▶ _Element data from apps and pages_
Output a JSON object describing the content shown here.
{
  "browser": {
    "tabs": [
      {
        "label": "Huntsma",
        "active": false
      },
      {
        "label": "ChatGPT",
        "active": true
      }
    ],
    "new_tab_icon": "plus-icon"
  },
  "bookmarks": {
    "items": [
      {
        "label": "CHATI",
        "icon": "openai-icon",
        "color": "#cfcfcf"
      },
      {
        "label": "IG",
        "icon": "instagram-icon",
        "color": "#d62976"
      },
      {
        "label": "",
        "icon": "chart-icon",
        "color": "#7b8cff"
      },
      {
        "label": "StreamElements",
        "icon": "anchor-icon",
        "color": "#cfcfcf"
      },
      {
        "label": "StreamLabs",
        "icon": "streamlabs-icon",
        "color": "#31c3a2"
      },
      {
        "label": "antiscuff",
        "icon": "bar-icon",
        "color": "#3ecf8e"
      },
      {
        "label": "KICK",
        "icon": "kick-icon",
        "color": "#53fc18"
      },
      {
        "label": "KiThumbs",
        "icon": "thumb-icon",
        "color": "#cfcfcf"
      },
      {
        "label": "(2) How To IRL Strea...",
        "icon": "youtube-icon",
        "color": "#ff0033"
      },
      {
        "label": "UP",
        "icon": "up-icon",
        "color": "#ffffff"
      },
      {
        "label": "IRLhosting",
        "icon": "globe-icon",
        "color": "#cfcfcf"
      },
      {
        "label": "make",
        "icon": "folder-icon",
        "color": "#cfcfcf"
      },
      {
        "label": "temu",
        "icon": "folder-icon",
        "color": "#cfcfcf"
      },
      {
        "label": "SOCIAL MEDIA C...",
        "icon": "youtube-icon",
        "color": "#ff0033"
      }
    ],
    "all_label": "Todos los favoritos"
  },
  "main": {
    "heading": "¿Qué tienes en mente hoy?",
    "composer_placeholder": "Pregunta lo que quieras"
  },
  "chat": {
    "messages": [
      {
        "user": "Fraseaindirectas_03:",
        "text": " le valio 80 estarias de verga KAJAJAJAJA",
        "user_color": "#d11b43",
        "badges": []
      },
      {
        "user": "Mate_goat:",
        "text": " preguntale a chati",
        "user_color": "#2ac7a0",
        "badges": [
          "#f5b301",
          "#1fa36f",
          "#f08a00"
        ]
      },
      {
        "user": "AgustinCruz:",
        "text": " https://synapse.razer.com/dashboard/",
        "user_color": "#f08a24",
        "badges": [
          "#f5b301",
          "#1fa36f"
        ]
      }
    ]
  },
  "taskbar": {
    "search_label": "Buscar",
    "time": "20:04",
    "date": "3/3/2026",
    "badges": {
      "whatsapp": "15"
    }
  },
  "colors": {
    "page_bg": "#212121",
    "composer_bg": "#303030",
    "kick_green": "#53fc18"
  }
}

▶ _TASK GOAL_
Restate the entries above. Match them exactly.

▶ _RESPONSE FOR THIS EXERCISE_
Output a JSON object describing the content shown here.
{
  "browser": {
    "tabs": [
      {
        "label": "Huntsma",
        "active": false
      },
      {
        "label": "ChatGPT",
        "active": true
      }
    ],
    "new_tab_icon": "plus-icon"
  },
  "bookmarks": {
    "items": [
      {
        "label": "CHATI",
        "icon": "openai-icon",
        "color": "#cfcfcf"
      },
      {
        "label": "IG",
        "icon": "instagram-icon",
        "color": "#d62976"
      },
      {
        "label": "",
        "icon": "chart-icon",
        "color": "#7b8cff"
      },
      {
        "label": "StreamElements",
        "icon": "anchor-icon",
        "color": "#cfcfcf"
      },
      {
        "label": "StreamLabs",
        "icon": "streamlabs-icon",
        "color": "#31c3a2"
      },
      {
        "label": "antiscuff",
        "icon": "bar-icon",
        "color": "#3ecf8e"
      },
      {
        "label": "KICK",
        "icon": "kick-icon",
        "color": "#53fc18"
      },
      {
        "label": "KiThumbs",
        "icon": "thumb-icon",
        "color": "#cfcfcf"
      },
      {
        "label": "(2) How To IRL Strea...",
        "icon": "youtube-icon",
        "color": "#ff0033"
      },
      {
        "label": "UP",
        "icon": "up-icon",
        "color": "#ffffff"
      },
      {
        "label": "IRLhosting",
        "icon": "globe-icon",
        "color": "#cfcfcf"
      },
      {
        "label": "make",
        "icon": "folder-icon",
        "color": "#cfcfcf"
      },
      {
        "label": "temu",
        "icon": "folder-icon",
        "color": "#cfcfcf"
      },
      {
        "label": "SOCIAL MEDIA C...",
        "icon": "youtube-icon",
        "color": "#ff0033"
      }
    ],
    "all_label": "Todos los favoritos"
  },
  "main": {
    "heading": "¿Qué tienes en mente hoy?",
    "composer_placeholder": "Pregunta lo que quieras"
  },
  "chat": {
    "messages": [
      {
        "user": "Fraseaindirectas_03:",
        "text": " le valio 80 estarias de verga KAJAJAJAJA",
        "user_color": "#d11b43",
        "badges": []
      },
      {
        "user": "Mate_goat:",
        "text": " preguntale a chati",
        "user_color": "#2ac7a0",
        "badges": [
          "#f5b301",
          "#1fa36f",
          "#f08a00"
        ]
      },
      {
        "user": "AgustinCruz:",
        "text": " https://synapse.razer.com/dashboard/",
        "user_color": "#f08a24",
        "badges": [
          "#f5b301",
          "#1fa36f"
        ]
      }
    ]
  },
  "taskbar": {
    "search_label": "Buscar",
    "time": "20:04",
    "date": "3/3/2026",
    "badges": {
      "whatsapp": "15"
    }
  },
  "colors": {
    "page_bg": "#212121",
    "composer_bg": "#303030",
    "kick_green": "#53fc18"
  }
}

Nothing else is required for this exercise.